And so you've got choice and you also are able to learn a craft in an afternoon sometimes. And it can be just like 'okay cool, you got it.' But I don't think that changes- like, our brains haven't evolved to that reality right? We've got the same exact brains that you know homo sapiens have had effectively for millennia. We have the capacity for much much deeper amounts of learning than can be conveyed and in six months or something. So I think that the idea of being credited because you went through a certain program I think that would just exacerbate this post industrial revolution thing. Where it's like you've checked all these boxes so therefore you know how to do it, but the knowledge is like is such a bottomless, mmm bottomless is a negative thing, it's a limitless thing for so many of these skills. 

jm: Are you happy? Are you content in your business as it exists today and does it get you up at 5 am with a smile or where is that going and what would make you that happy?

AM: Well speaking completely selfishly right now what would get me up at 5 am and what historically has got me up at 5 am with a smile the most is, and especially now as it's starting to get warmer but we're also like we're locked inside, would be like to go out sailing. To try to catch the tide at 5 yeah that would be amazing. 

jm: Oh yeah I'd love to be there right now.

AM: Professionally, I'm sure that there exists agency owners of my size of our size who are perfectly happy all the time and feel like this is exactly the job that they want to be doing and couldn't ask for anything better. Mine is definitely a balance of like how do I manage the challenges that are that are constantly in front of me some of which are very small on some of which are much larger and more strategic or or even kind of limitations of my own personality and I recognized it like even in very very large companies the shape of a company from a moral standpoint or from a work ethic standpoint or an aesthetic standpoint are very much a reflection of the leadership of that company. And so the personality of the people leading that company will invariably be reflected on that company and it's not lost on me that the successes of Transom are like I can feel happy and proud of the things and the ways that we succeeded but also our failures are very often you know the buck stops here and in my own personality is uh, I'm acutely aware of both of the positive and the negative limiting factors in the positive factors of my own personality on the company.
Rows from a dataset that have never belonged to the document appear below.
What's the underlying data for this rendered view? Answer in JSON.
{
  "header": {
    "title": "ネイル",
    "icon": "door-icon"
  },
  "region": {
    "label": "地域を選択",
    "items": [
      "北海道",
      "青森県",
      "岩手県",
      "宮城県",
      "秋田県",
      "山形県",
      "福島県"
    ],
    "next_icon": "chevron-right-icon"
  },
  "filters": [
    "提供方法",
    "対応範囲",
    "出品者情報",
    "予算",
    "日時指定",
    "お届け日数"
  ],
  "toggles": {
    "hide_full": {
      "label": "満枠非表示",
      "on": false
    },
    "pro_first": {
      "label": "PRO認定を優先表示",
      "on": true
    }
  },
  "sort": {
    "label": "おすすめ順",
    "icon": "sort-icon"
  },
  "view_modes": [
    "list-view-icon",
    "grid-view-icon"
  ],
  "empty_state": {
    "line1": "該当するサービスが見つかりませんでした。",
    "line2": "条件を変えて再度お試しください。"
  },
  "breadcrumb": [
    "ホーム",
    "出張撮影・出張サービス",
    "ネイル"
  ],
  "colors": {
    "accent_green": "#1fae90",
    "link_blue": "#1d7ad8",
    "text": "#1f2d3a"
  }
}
So that definitely is a very rich experience and I don't know that I would make a particularly good employee at this point. And there are things that I absolutely love about it, like when we pull off a project and the client is happy like when the client the best did parts of my day are when an employee is proud of their own work and I'm proud of their work then that's a really great part of my day and and one of client says, especially lately, when client says thank you for helping us to articulate something that we didn't even really know that we needed to articulate like that that's a good day when you have clients saying that. To answer your first question- I am genuinely happy, but there's there's no way to I think be untroubled and in a sense that like any small business owner I think will tell you that like that's a, you're carrying that pack and it's a heavy heavy pack and sometimes it feels lighter but it's always there. 

But you also get to decide where you want to go you know? You go backpacking and you get to see you know the (Wonderland Trail)[] and you get to hike over 'let's go over that saddle' and so you do you know? It's incredibly difficult work but it's but it's really really rewarding and you're not doing it for anybody else like you just do doing it for yourself and your employees. For my part I don't want to be an agency that's like you know I don't want to be the next Wieden & Kennedy they do incredible work but like I always want to be a small. There are times that I'd love to be larger than we are I'd love to wear you know maybe three less hats than I have to wear. I think definitely happy but it's hard work. 

jm: Consistent. Consistent and worthwhile. 

AM: Yeah, thanks a lot.